#### PROBLEM REQUIREMENTS:
What lines of the material below include the string "Imię"? Copy all of them.

#### SUPPLIED ENTRIES:
────────────────────

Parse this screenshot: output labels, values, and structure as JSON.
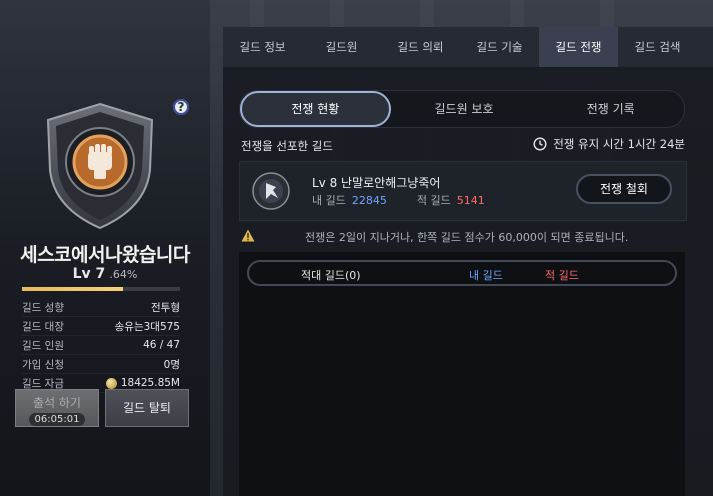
{
  "left": {
    "guild_name": "세스코에서나왔습니다",
    "level_text": "Lv 7",
    "exp_percent_text": ".64%",
    "exp_fraction": 0.64,
    "info": [
      {
        "key": "길드 성향",
        "value": "전투형"
      },
      {
        "key": "길드 대장",
        "value": "송유는3대575"
      },
      {
        "key": "길드 인원",
        "value": "46 / 47"
      },
      {
        "key": "가입 신청",
        "value": "0명"
      },
      {
        "key": "길드 자금",
        "value": "18425.85M"
      }
    ],
    "attend_label": "출석 하기",
    "attend_timer": "06:05:01",
    "leave_label": "길드 탈퇴",
    "help_label": "?"
  },
  "tabs": [
    "길드 정보",
    "길드원",
    "길드 의뢰",
    "길드 기술",
    "길드 전쟁",
    "길드 검색"
  ],
  "active_tab": "길드 전쟁",
  "subtabs": [
    "전쟁 현황",
    "길드원 보호",
    "전쟁 기록"
  ],
  "war": {
    "declared_label": "전쟁을 선포한 길드",
    "duration_text": "전쟁 유지 시간 1시간 24분",
    "enemy_title": "Lv 8 난말로안해그냥죽어",
    "my_guild_label": "내 길드",
    "my_guild_score": "22845",
    "enemy_guild_label": "적 길드",
    "enemy_guild_score": "5141",
    "cancel_label": "전쟁 철회",
    "notice": "전쟁은 2일이 지나거나, 한쪽 길드 점수가 60,000이 되면 종료됩니다."
  },
  "list_header": {
    "enemy": "적대 길드(0)",
    "mine": "내 길드",
    "theirs": "적 길드"
  },
  "colors": {
    "my_score": "#6aa8ff",
    "enemy_score": "#ff6b6b",
    "exp_bar": "#e7b95b"
  }
}
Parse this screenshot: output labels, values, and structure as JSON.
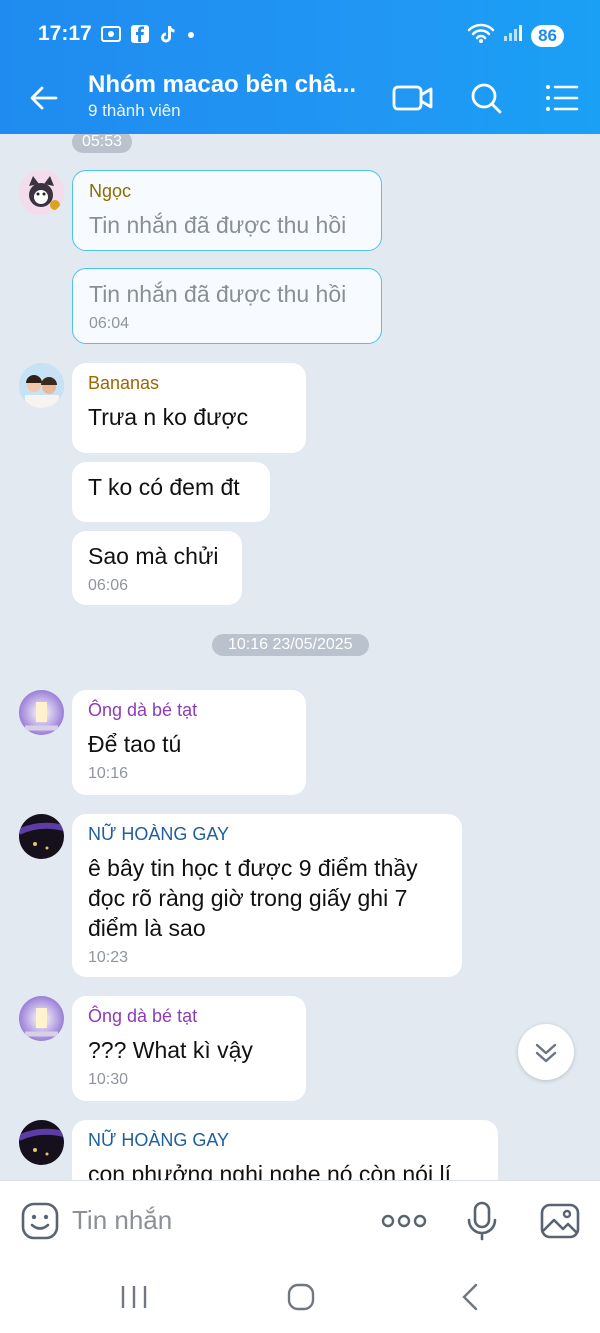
{
  "status": {
    "time": "17:17",
    "battery": "86"
  },
  "header": {
    "title": "Nhóm macao bên châ...",
    "subtitle": "9 thành viên"
  },
  "chat": {
    "top_time": "05:53",
    "date_divider": "10:16 23/05/2025",
    "messages": [
      {
        "sender": "Ngọc",
        "text": "Tin nhắn đã được thu hồi"
      },
      {
        "text": "Tin nhắn đã được thu hồi",
        "time": "06:04"
      },
      {
        "sender": "Bananas",
        "text": "Trưa n ko được"
      },
      {
        "text": "T ko có đem đt"
      },
      {
        "text": "Sao mà chửi",
        "time": "06:06"
      },
      {
        "sender": "Ông dà bé tạt",
        "text": "Để tao tú",
        "time": "10:16"
      },
      {
        "sender": "NỮ HOÀNG GAY",
        "text": "ê bây tin học t được 9 điểm thầy đọc rõ ràng giờ trong giấy ghi 7 điểm là sao",
        "time": "10:23"
      },
      {
        "sender": "Ông dà bé tạt",
        "text": "??? What kì vậy",
        "time": "10:30"
      },
      {
        "sender": "NỮ HOÀNG GAY",
        "text": "con phưởng nghi nghe nó còn nói lí"
      }
    ]
  },
  "input": {
    "placeholder": "Tin nhắn"
  },
  "colors": {
    "header": "#2196f3",
    "chat_bg": "#e2e9f1",
    "recalled_border": "#4ec3ea",
    "name_ngoc": "#8a6d00",
    "name_bananas": "#9a6700",
    "name_ong": "#8e3bb8",
    "name_nu": "#1f5f9a"
  }
}
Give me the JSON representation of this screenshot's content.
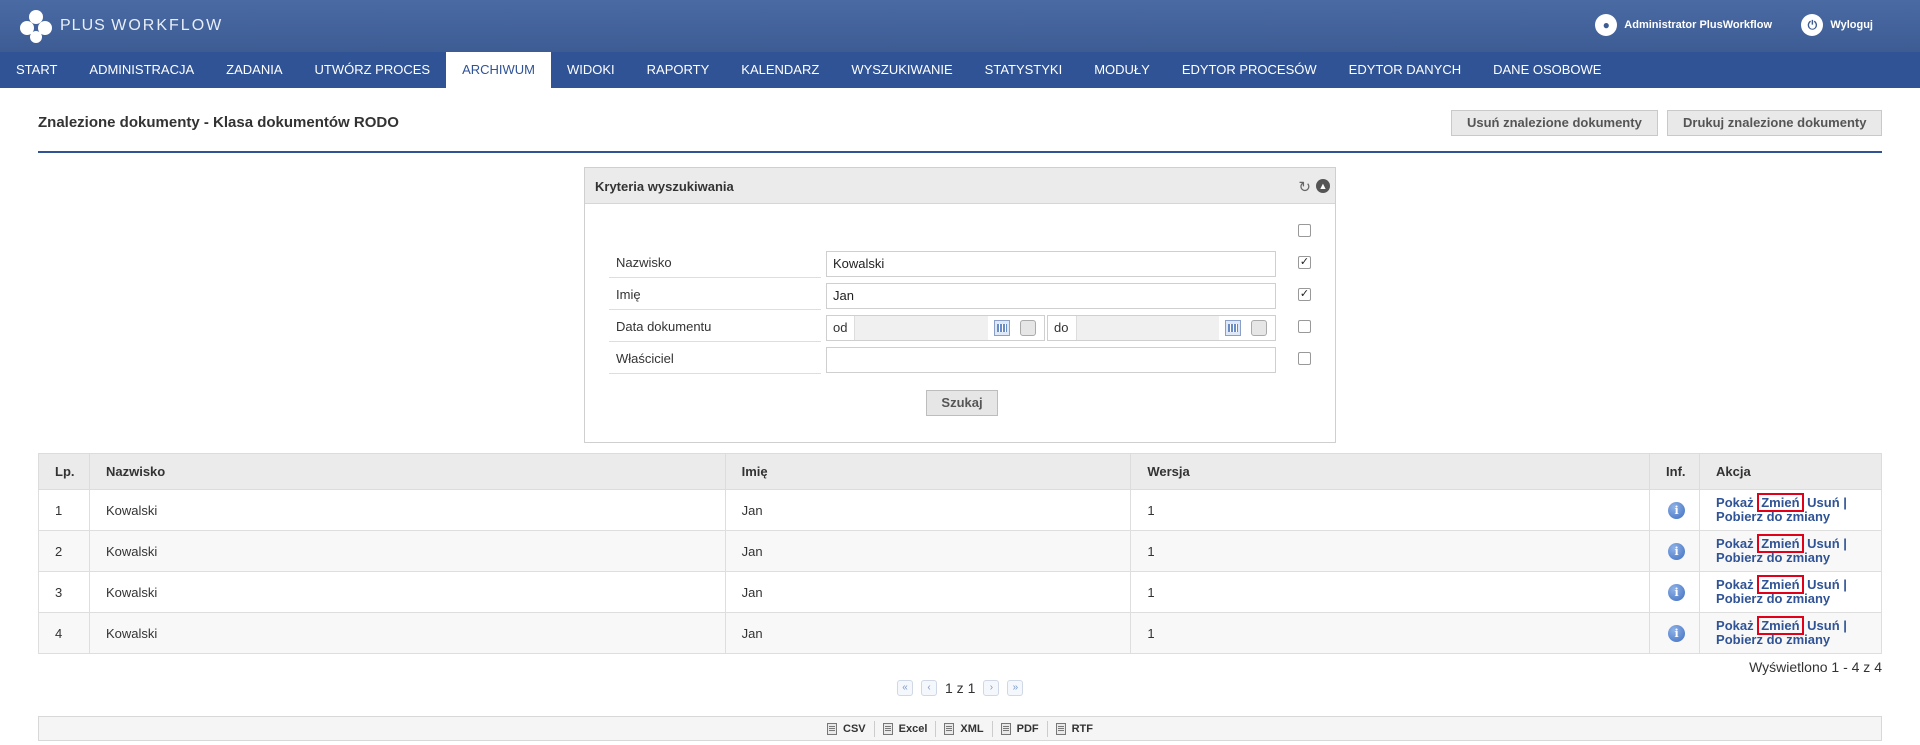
{
  "header": {
    "logo_plus": "PLUS",
    "logo_workflow": "WORKFLOW",
    "user_name": "Administrator PlusWorkflow",
    "logout_label": "Wyloguj"
  },
  "nav": {
    "items": [
      "START",
      "ADMINISTRACJA",
      "ZADANIA",
      "UTWÓRZ PROCES",
      "ARCHIWUM",
      "WIDOKI",
      "RAPORTY",
      "KALENDARZ",
      "WYSZUKIWANIE",
      "STATYSTYKI",
      "MODUŁY",
      "EDYTOR PROCESÓW",
      "EDYTOR DANYCH",
      "DANE OSOBOWE"
    ],
    "active": "ARCHIWUM"
  },
  "page": {
    "title": "Znalezione dokumenty - Klasa dokumentów RODO",
    "delete_found_label": "Usuń znalezione dokumenty",
    "print_found_label": "Drukuj znalezione dokumenty"
  },
  "criteria": {
    "title": "Kryteria wyszukiwania",
    "fields": {
      "surname_label": "Nazwisko",
      "surname_value": "Kowalski",
      "surname_checked": true,
      "firstname_label": "Imię",
      "firstname_value": "Jan",
      "firstname_checked": true,
      "date_label": "Data dokumentu",
      "date_from_label": "od",
      "date_to_label": "do",
      "date_checked": false,
      "owner_label": "Właściciel",
      "owner_value": "",
      "owner_checked": false
    },
    "select_all_checked": false,
    "search_label": "Szukaj"
  },
  "table": {
    "headers": {
      "lp": "Lp.",
      "surname": "Nazwisko",
      "firstname": "Imię",
      "version": "Wersja",
      "info": "Inf.",
      "action": "Akcja"
    },
    "rows": [
      {
        "lp": "1",
        "surname": "Kowalski",
        "firstname": "Jan",
        "version": "1"
      },
      {
        "lp": "2",
        "surname": "Kowalski",
        "firstname": "Jan",
        "version": "1"
      },
      {
        "lp": "3",
        "surname": "Kowalski",
        "firstname": "Jan",
        "version": "1"
      },
      {
        "lp": "4",
        "surname": "Kowalski",
        "firstname": "Jan",
        "version": "1"
      }
    ],
    "actions": {
      "show": "Pokaż",
      "change": "Zmień",
      "delete": "Usuń",
      "separator": "|",
      "fetch": "Pobierz do zmiany"
    }
  },
  "footer": {
    "shown_text": "Wyświetlono 1 - 4 z 4",
    "pager_text": "1 z 1",
    "export": [
      "CSV",
      "Excel",
      "XML",
      "PDF",
      "RTF"
    ]
  },
  "colors": {
    "header_blue": "#3d5c94",
    "nav_blue": "#2f5395",
    "highlight_red": "#e0001a"
  }
}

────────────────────

#### TASK RESPONSE:
      "firstname_label": "Imię",
      "firstname": "Imię",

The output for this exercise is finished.